Thank heaven that in youth sports the commentary is designed to be supportive of the young players. Thank heaven that the community is thinking about these boys and how hard they struggled in that last game, and how much heart they have put into their entire season. When does a person outgrow that level of consideration from others? When does an individual no longer need acknowledgement for successes earned, and compassion when their best doesn't result in the win they seek?
Let's bring the focus to you and your own achievements for a moment. How do you think about those times when you accomplished a lot, but not all that you set out to do? Do you focus on what you did, or what you didn't finish? Moreover, are you someone who makes a To Do list so long that there is little chance that it will be done in a weekend, much less a day? Then do you flog yourself over the 5 unfinished tasks, despite the fact that you completed 10?
When you are mindful of what you notice, you start to realize whether your mental goggles are set to highlight the successes - or the failures - in your day. You start to become conscious of the ways in which you are reinforcing your conditioned patterns of thinking. Do you automatically see the possibilities, or do you see the limitations first? Do you celebrate the achievements and finer qualities in other people, or do you pick apart their shortcomings?
Because we're talking about habits of thought here, it takes an effort to notice them. They operate on a subconscious level (when you're not thinking about what you're thinking). And it takes a concerted, consistent effort to change them if you find that your current perspective on the world is in need of a makeover. This is important because your attitudinal goggles influence your behavior, and your behavior creates your results. Better goggles lead to better outcomes.
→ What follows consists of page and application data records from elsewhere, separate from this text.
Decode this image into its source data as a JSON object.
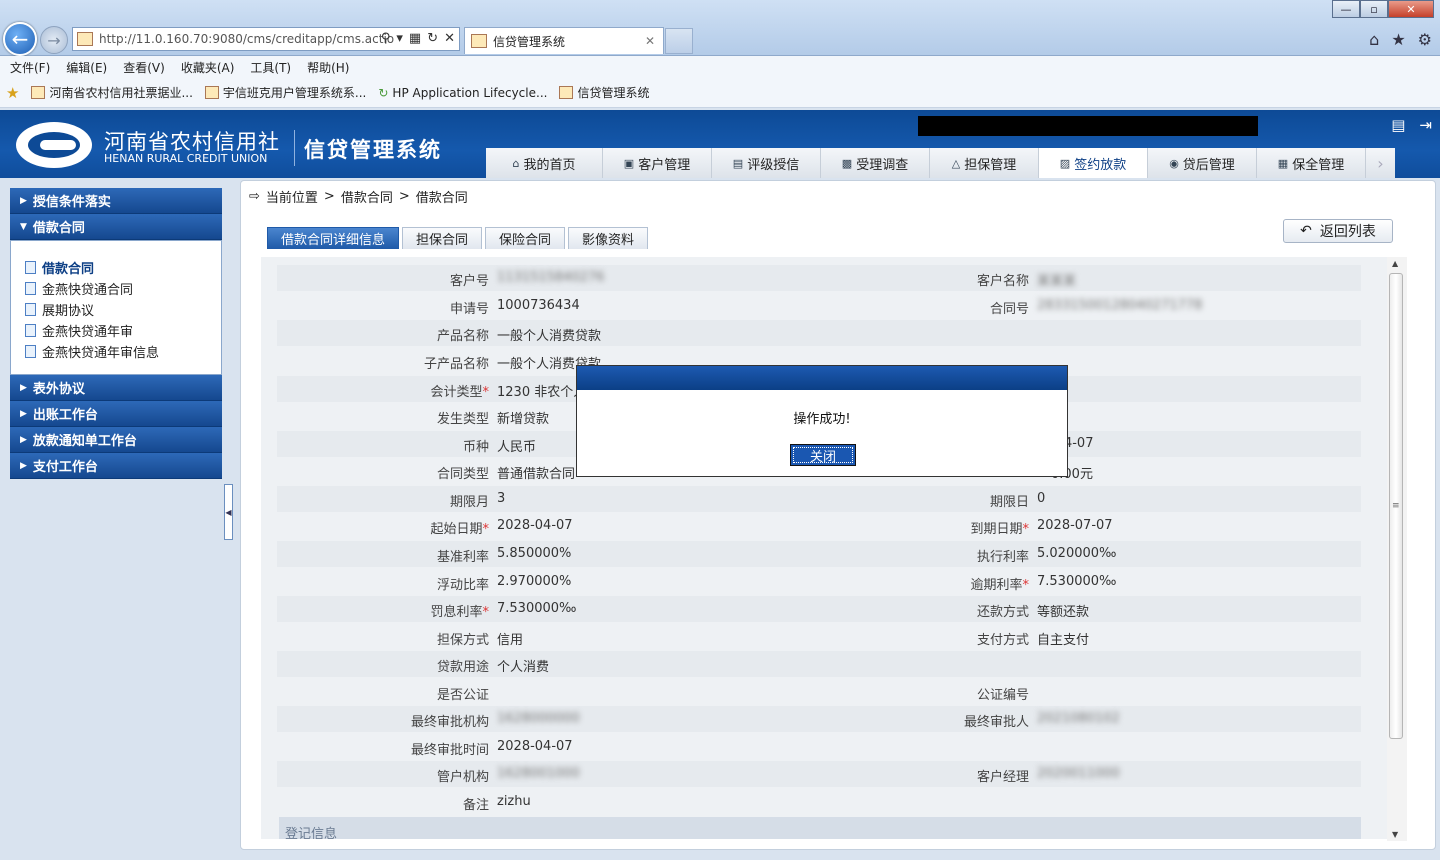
{
  "browser": {
    "url": "http://11.0.160.70:9080/cms/creditapp/cms.actio",
    "tab_title": "信贷管理系统",
    "window_buttons": {
      "min": "—",
      "max": "▫",
      "close": "✕"
    },
    "menu": [
      "文件(F)",
      "编辑(E)",
      "查看(V)",
      "收藏夹(A)",
      "工具(T)",
      "帮助(H)"
    ],
    "favorites": [
      "河南省农村信用社票据业...",
      "宇信班克用户管理系统系...",
      "HP Application Lifecycle...",
      "信贷管理系统"
    ]
  },
  "header": {
    "logo_cn": "河南省农村信用社",
    "logo_en": "HENAN RURAL CREDIT UNION",
    "system_name": "信贷管理系统",
    "nav": [
      {
        "label": "我的首页",
        "icon": "home-icon"
      },
      {
        "label": "客户管理",
        "icon": "customer-icon"
      },
      {
        "label": "评级授信",
        "icon": "rating-icon"
      },
      {
        "label": "受理调查",
        "icon": "survey-icon"
      },
      {
        "label": "担保管理",
        "icon": "guarantee-icon"
      },
      {
        "label": "签约放款",
        "icon": "contract-icon",
        "active": true
      },
      {
        "label": "贷后管理",
        "icon": "postloan-icon"
      },
      {
        "label": "保全管理",
        "icon": "preservation-icon"
      }
    ]
  },
  "sidebar": {
    "sections": [
      {
        "label": "授信条件落实"
      },
      {
        "label": "借款合同",
        "expanded": true,
        "items": [
          "借款合同",
          "金燕快贷通合同",
          "展期协议",
          "金燕快贷通年审",
          "金燕快贷通年审信息"
        ]
      },
      {
        "label": "表外协议"
      },
      {
        "label": "出账工作台"
      },
      {
        "label": "放款通知单工作台"
      },
      {
        "label": "支付工作台"
      }
    ]
  },
  "breadcrumb": {
    "root": "当前位置",
    "sep": ">",
    "level1": "借款合同",
    "level2": "借款合同"
  },
  "subtabs": [
    "借款合同详细信息",
    "担保合同",
    "保险合同",
    "影像资料"
  ],
  "return_label": "返回列表",
  "form": {
    "customer_no": {
      "label": "客户号",
      "value": "1131515840276"
    },
    "customer_name": {
      "label": "客户名称",
      "value": "某某某"
    },
    "apply_no": {
      "label": "申请号",
      "value": "1000736434"
    },
    "contract_no": {
      "label": "合同号",
      "value": "28331500128040271778"
    },
    "product_name": {
      "label": "产品名称",
      "value": "一般个人消费贷款"
    },
    "sub_product_name": {
      "label": "子产品名称",
      "value": "一般个人消费贷款"
    },
    "account_type": {
      "label": "会计类型",
      "value": "1230 非农个人"
    },
    "occur_type": {
      "label": "发生类型",
      "value": "新增贷款"
    },
    "currency": {
      "label": "币种",
      "value": "人民币"
    },
    "right_row9": {
      "value": "-04-07"
    },
    "contract_type": {
      "label": "合同类型",
      "value": "普通借款合同"
    },
    "right_row10": {
      "value": "0.00元"
    },
    "term_month": {
      "label": "期限月",
      "value": "3"
    },
    "term_day": {
      "label": "期限日",
      "value": "0"
    },
    "start_date": {
      "label": "起始日期",
      "value": "2028-04-07"
    },
    "end_date": {
      "label": "到期日期",
      "value": "2028-07-07"
    },
    "base_rate": {
      "label": "基准利率",
      "value": "5.850000%"
    },
    "exec_rate": {
      "label": "执行利率",
      "value": "5.020000‰"
    },
    "float_ratio": {
      "label": "浮动比率",
      "value": "2.970000%"
    },
    "overdue_rate": {
      "label": "逾期利率",
      "value": "7.530000‰"
    },
    "penalty_rate": {
      "label": "罚息利率",
      "value": "7.530000‰"
    },
    "repay_mode": {
      "label": "还款方式",
      "value": "等额还款"
    },
    "guarantee_mode": {
      "label": "担保方式",
      "value": "信用"
    },
    "pay_mode": {
      "label": "支付方式",
      "value": "自主支付"
    },
    "loan_usage": {
      "label": "贷款用途",
      "value": "个人消费"
    },
    "notarized": {
      "label": "是否公证",
      "value": ""
    },
    "notary_no": {
      "label": "公证编号",
      "value": ""
    },
    "final_org": {
      "label": "最终审批机构",
      "value": "1628000000"
    },
    "final_approver": {
      "label": "最终审批人",
      "value": "2021080102"
    },
    "final_time": {
      "label": "最终审批时间",
      "value": "2028-04-07"
    },
    "mgr_org": {
      "label": "管户机构",
      "value": "1628001000"
    },
    "cust_mgr": {
      "label": "客户经理",
      "value": "2020011000"
    },
    "remark": {
      "label": "备注",
      "value": "zizhu"
    }
  },
  "section_reg": "登记信息",
  "dialog": {
    "message": "操作成功!",
    "close_label": "关闭"
  }
}
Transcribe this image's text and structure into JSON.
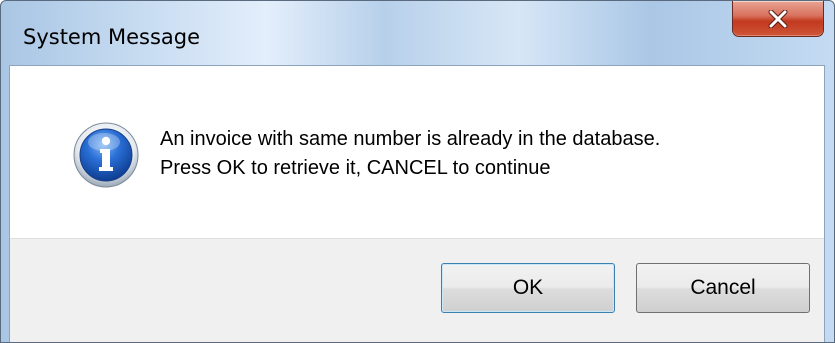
{
  "window": {
    "title": "System Message",
    "close_icon": "close-x-icon"
  },
  "message": {
    "icon": "info-icon",
    "line1": "An invoice with same number is already in the database.",
    "line2": "Press OK to retrieve it, CANCEL to continue"
  },
  "buttons": {
    "ok_label": "OK",
    "cancel_label": "Cancel"
  },
  "colors": {
    "titlebar_glass": "#c9ddf2",
    "close_button": "#c2391f",
    "info_icon_blue": "#1f63c7",
    "button_face": "#e5e5e5",
    "default_button_border": "#3c7fb1"
  }
}
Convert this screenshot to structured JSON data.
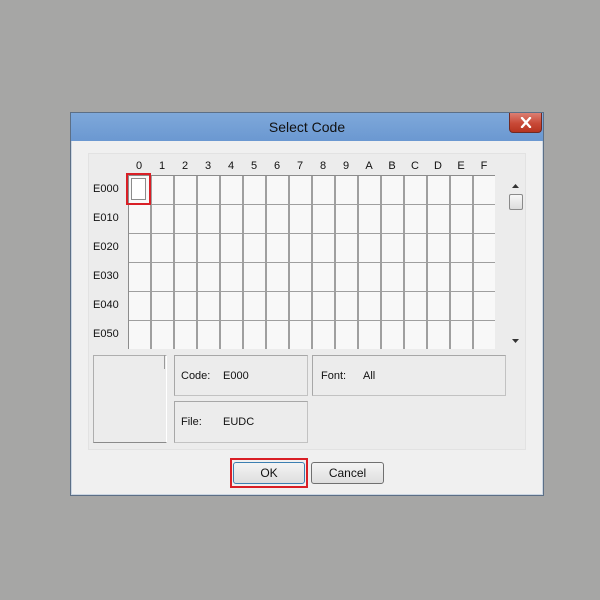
{
  "dialog": {
    "title": "Select Code",
    "columns": [
      "0",
      "1",
      "2",
      "3",
      "4",
      "5",
      "6",
      "7",
      "8",
      "9",
      "A",
      "B",
      "C",
      "D",
      "E",
      "F"
    ],
    "rows": [
      "E000",
      "E010",
      "E020",
      "E030",
      "E040",
      "E050"
    ],
    "selected_cell": {
      "row": "E000",
      "column": "0"
    },
    "info": {
      "code_label": "Code:",
      "code_value": "E000",
      "font_label": "Font:",
      "font_value": "All",
      "file_label": "File:",
      "file_value": "EUDC"
    },
    "buttons": {
      "ok": "OK",
      "cancel": "Cancel"
    }
  },
  "colors": {
    "highlight": "#d91f26",
    "titlebar": "#6b98d1",
    "close_button": "#c84937",
    "background": "#a6a6a5"
  },
  "icons": {
    "close": "close-icon",
    "scroll_up": "scroll-up-arrow-icon",
    "scroll_down": "scroll-down-arrow-icon"
  }
}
There is almost always something good to acknowledge, perhaps even to celebrate. You might have to look for it, but it's there. Start talking about it, start writing these things down, and you'll magnify their impact. Gradually you can shift your habits, change the prescription in your goggles, so that you see more of what's working well in your life. And that will help the good things to grow.